CCAA CEO Ellen Campbell has been lobbying the province for "safe haven" legislation for the last four years.
Child abandonment is "a very serious problem," in Ontario, she said.
"There are two or three newborn, deceased, full-term babies that are abandoned and they die in the elements, they're thrown in the garbage … every year," she said, speaking to CBC News at the funeral, held Wednesday, for the infant known as Baby Heathrow.
The partial remains of the infant girl were found in Heathrow Park, in a sewer drain.

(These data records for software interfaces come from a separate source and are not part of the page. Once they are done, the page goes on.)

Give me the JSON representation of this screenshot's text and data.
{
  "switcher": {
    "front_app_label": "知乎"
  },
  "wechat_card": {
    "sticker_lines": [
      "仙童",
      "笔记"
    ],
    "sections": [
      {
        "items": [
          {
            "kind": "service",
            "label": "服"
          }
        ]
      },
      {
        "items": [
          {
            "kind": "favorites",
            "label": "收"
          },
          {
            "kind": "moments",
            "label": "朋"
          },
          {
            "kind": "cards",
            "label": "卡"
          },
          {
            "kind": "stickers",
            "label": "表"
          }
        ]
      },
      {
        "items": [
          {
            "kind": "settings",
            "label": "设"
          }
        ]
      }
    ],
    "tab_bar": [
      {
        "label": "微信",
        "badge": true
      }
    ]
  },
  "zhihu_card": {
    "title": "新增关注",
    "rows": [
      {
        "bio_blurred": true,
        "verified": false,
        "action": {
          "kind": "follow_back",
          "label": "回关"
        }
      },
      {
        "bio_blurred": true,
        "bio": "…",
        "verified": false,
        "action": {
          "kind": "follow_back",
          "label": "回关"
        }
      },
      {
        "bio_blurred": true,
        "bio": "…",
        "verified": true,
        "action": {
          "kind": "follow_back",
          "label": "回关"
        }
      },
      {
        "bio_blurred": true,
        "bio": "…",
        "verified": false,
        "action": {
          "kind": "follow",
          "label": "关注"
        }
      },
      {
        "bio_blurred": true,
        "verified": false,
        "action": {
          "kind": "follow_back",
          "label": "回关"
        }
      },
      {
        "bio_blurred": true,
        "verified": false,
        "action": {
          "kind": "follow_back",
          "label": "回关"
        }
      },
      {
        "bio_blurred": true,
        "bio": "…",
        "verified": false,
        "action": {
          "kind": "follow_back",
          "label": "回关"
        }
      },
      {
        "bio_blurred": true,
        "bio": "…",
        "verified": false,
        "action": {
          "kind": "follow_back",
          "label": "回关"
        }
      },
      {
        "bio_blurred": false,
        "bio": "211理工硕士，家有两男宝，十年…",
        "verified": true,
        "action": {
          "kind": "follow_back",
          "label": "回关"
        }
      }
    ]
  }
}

Police believe she was under a month old.
Campbell said safe-haven legislation has made a difference in some U.S. jurisdictions, where a mother can leave a baby at a safe place, a hospital or even a fire station, and not be charged.
"They've saved over 2,000 babies over 10 years," she said.

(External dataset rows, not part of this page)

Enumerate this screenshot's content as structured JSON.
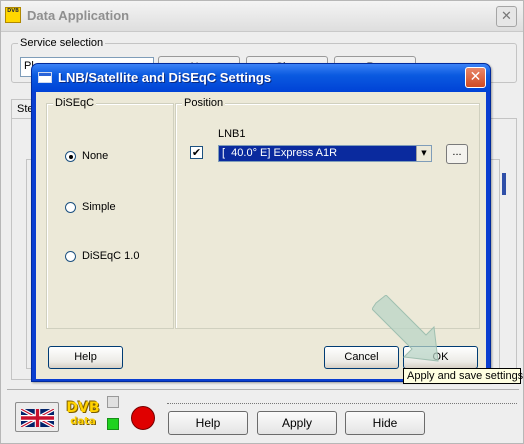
{
  "parent": {
    "title": "Data Application",
    "close_glyph": "✕",
    "service_selection": {
      "label": "Service selection",
      "value": "Pl...",
      "buttons": [
        "N...",
        "Sh...",
        "R..."
      ]
    },
    "tab_label": "Ste"
  },
  "dialog": {
    "title": "LNB/Satellite and DiSEqC Settings",
    "close_glyph": "✕",
    "diseqc": {
      "label": "DiSEqC",
      "options": [
        {
          "label": "None",
          "checked": true
        },
        {
          "label": "Simple",
          "checked": false
        },
        {
          "label": "DiSEqC 1.0",
          "checked": false
        }
      ]
    },
    "position": {
      "label": "Position",
      "lnb_label": "LNB1",
      "lnb_enabled": true,
      "check_glyph": "✔",
      "lnb_value": "[  40.0° E] Express A1R",
      "arrow_glyph": "▼",
      "browse_label": "..."
    },
    "buttons": {
      "help": "Help",
      "cancel": "Cancel",
      "ok": "OK"
    }
  },
  "tooltip": "Apply and save settings",
  "footer": {
    "logo_top": "DVB",
    "logo_bottom": "data",
    "help": "Help",
    "apply": "Apply",
    "hide": "Hide"
  },
  "colors": {
    "dialog_title_blue": "#0a5ae0",
    "selection_blue": "#0a2a9e",
    "tooltip_bg": "#ffffe1",
    "led_green": "#1fd31f",
    "record_red": "#e00000"
  }
}
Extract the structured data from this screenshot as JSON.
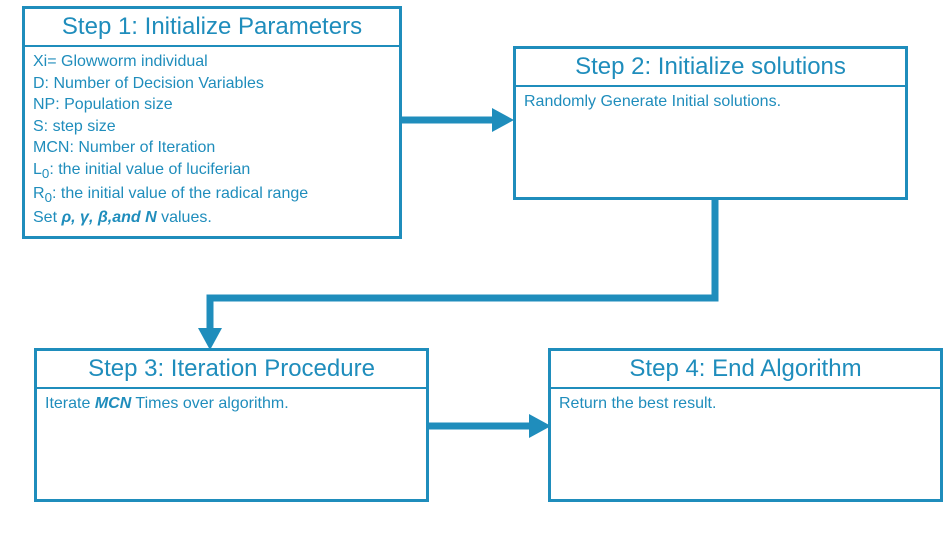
{
  "step1": {
    "title": "Step 1: Initialize Parameters",
    "lines": [
      "Xi= Glowworm individual",
      "D: Number of Decision Variables",
      "NP: Population size",
      "S: step size",
      "MCN: Number of Iteration",
      "L0: the initial value of luciferian",
      "R0: the initial value of the radical range"
    ],
    "setLinePrefix": "Set ",
    "setLineGreek": "ρ, γ, β,and N",
    "setLineSuffix": "  values."
  },
  "step2": {
    "title": "Step 2: Initialize solutions",
    "content": "Randomly Generate Initial solutions."
  },
  "step3": {
    "title": "Step 3: Iteration Procedure",
    "contentPrefix": "Iterate ",
    "contentItalic": "MCN",
    "contentSuffix": " Times over algorithm."
  },
  "step4": {
    "title": "Step 4: End Algorithm",
    "content": "Return the best result."
  },
  "colors": {
    "primary": "#1F8DBC"
  }
}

Baby Heathrow's case is still open. Investigators say they still don't know what happened to her or why.
"The unknown is what troubles you and keeps you thinking and makes you want … to solve the case," said Toronto police Sgt. Nick Nei.